I purchased an EPIRB last year when I got an Achilles raft primarily for ocean use. I have wondered since that time if this was a good purchase or not. I read this article about the bear attack last year which they used a 'locator beacon.' I know there are different types of beacons, but it sounds like this was probably an EPIRB. I was kind of shocked that it took about five+ hours to rescue these young people who were only 100-150 north of Anchorage.
First, I want to say that in no way whatsoever is this post aimed at demeaning search and rescue personnel or their methods. I appreciate each and everyone's efforts and they do a fine job. I am just wondering how much verification is needed before they launch a rescue? I realize that EPIRBs get inadvertently activated frequently and this is one of the problems. I also realize that there is not a helicopter or aircraft standing by at every airport in the state awaiting an EPIRB ping. Additionally , a lot of times when rescues are needed, the weather hampers efforts.

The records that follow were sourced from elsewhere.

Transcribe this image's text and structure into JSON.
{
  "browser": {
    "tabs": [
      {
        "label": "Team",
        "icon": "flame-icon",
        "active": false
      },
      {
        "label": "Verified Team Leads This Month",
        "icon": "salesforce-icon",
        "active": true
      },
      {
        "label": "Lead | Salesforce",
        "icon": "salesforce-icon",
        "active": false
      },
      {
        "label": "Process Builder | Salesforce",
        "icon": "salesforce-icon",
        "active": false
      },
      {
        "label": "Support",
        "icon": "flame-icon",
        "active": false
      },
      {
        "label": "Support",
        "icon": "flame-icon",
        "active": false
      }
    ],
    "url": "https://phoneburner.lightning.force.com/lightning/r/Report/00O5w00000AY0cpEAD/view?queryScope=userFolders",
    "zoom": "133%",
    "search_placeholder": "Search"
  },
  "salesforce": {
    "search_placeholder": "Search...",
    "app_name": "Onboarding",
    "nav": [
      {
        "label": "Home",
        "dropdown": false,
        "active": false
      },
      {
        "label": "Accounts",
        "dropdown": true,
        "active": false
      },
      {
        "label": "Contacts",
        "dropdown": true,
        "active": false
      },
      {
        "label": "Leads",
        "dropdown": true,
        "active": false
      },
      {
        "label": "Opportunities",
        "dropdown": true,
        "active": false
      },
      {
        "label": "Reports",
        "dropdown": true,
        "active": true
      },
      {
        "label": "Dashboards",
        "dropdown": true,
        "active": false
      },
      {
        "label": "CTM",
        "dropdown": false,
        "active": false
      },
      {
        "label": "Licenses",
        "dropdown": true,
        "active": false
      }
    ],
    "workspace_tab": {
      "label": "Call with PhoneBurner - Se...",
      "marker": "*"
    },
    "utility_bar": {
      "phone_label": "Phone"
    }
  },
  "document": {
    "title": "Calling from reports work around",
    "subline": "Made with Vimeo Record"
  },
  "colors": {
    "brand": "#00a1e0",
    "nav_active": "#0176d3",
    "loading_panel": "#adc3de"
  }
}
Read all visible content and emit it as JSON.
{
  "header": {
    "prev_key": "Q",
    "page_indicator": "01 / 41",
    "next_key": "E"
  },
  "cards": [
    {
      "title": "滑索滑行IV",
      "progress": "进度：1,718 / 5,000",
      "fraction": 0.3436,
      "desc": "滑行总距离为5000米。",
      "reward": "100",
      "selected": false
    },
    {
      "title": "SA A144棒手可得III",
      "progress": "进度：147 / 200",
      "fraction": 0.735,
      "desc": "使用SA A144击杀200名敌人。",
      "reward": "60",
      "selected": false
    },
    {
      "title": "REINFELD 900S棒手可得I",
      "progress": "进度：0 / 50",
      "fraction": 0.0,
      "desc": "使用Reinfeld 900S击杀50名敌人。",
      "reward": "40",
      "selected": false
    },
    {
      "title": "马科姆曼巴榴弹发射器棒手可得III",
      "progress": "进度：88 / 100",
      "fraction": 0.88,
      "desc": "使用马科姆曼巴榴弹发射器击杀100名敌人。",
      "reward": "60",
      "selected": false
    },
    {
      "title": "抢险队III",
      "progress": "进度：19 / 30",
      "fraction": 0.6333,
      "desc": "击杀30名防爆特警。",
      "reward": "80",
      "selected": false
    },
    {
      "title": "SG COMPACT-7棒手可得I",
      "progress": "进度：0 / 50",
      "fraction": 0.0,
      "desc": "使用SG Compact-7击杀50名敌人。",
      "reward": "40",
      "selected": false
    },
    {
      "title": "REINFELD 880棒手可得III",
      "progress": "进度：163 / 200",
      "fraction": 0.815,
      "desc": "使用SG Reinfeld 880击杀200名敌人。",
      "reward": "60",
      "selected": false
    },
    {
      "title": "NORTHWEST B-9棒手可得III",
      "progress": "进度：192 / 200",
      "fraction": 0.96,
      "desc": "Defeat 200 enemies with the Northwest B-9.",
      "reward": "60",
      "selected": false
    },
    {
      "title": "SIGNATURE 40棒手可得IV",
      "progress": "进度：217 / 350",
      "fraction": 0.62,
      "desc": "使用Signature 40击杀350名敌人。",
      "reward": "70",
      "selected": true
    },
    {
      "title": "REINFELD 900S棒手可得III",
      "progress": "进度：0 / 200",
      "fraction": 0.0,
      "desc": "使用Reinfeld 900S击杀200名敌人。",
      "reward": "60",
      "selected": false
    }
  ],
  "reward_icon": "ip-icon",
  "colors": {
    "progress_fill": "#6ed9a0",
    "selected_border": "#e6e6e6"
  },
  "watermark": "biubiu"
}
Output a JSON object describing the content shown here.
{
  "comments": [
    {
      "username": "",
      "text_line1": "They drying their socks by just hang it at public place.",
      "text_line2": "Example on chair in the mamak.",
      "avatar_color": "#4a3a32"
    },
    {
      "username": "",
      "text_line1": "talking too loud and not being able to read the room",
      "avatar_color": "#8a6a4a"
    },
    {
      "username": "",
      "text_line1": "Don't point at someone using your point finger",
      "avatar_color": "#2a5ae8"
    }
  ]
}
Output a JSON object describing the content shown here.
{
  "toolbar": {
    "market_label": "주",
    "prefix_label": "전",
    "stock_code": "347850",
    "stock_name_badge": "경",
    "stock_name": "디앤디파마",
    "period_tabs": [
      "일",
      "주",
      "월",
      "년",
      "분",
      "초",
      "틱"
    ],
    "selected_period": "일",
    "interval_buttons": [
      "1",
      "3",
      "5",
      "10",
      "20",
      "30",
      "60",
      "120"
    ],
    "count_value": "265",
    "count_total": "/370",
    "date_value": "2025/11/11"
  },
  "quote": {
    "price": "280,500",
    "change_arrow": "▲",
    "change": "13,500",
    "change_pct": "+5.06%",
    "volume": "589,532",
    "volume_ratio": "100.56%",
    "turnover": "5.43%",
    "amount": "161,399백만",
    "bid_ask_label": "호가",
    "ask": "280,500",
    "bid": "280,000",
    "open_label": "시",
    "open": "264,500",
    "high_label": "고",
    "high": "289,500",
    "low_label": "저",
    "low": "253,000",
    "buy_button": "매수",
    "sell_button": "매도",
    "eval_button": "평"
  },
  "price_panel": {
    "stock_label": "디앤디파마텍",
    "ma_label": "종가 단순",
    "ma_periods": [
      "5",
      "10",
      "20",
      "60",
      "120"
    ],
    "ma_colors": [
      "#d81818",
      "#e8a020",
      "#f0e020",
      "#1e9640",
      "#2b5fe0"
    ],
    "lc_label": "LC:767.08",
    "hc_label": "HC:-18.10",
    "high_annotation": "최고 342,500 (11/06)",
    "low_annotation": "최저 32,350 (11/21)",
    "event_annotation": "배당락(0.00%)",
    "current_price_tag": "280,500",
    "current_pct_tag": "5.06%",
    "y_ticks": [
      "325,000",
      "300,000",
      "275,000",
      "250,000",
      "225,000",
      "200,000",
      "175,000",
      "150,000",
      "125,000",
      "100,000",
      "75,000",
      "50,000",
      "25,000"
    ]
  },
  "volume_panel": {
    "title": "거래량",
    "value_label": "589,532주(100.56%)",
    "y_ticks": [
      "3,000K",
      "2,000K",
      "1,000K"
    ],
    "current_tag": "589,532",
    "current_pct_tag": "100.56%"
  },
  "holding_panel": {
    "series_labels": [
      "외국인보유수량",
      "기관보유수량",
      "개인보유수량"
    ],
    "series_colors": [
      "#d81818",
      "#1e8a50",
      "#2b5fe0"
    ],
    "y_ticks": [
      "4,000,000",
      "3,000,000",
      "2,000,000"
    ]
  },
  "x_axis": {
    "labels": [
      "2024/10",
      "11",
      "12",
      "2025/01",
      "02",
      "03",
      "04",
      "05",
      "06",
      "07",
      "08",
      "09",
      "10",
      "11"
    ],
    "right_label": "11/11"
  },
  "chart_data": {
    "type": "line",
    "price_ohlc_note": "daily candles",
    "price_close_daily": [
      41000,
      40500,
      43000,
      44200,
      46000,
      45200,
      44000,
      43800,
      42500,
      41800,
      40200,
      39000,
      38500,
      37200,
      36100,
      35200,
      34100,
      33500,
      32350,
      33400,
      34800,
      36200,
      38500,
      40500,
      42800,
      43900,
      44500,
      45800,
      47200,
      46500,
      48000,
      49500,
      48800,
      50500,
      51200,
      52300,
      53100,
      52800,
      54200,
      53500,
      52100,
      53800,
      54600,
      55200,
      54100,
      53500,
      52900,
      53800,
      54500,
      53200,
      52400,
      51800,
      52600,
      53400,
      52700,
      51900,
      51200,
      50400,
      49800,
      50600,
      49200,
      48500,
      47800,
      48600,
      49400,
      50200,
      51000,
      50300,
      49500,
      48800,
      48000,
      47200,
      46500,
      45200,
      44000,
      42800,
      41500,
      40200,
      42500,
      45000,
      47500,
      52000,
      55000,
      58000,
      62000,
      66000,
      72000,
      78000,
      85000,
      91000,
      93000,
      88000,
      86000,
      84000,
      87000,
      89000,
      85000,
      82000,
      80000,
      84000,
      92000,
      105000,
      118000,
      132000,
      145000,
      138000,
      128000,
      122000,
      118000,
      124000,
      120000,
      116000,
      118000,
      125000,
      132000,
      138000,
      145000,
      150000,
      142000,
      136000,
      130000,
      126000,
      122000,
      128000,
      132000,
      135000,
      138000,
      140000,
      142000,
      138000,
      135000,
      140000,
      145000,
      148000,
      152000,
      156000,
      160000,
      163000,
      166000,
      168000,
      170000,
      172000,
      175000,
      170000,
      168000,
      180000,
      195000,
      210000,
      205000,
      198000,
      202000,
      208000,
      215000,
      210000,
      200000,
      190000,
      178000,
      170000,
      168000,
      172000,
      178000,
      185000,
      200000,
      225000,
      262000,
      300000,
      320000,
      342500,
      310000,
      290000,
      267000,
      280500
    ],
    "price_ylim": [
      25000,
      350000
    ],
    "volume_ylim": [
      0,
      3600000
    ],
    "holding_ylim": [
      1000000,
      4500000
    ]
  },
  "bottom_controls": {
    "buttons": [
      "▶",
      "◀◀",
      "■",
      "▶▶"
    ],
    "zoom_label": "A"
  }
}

The main thing I am wondering is if my EPIRB starts to send a signal, which I realize the sending can take up to 90 minutes depending on satellite activity, how long would it be until I saw someone in lower Cook Inlet (in relatively good weather) before a rescue effort is initiated? I have really concluded for ocean use in cold water, it would just be a locator for a corpse. If anybody has any experience working at the Rescue Coordination Center (RCC), I would be interested to hear how the process works.
Thanks again to everyone that works to rescue us when a perilous situation strikes. I am thanking you now, because I hope to never meet you while you're on the job.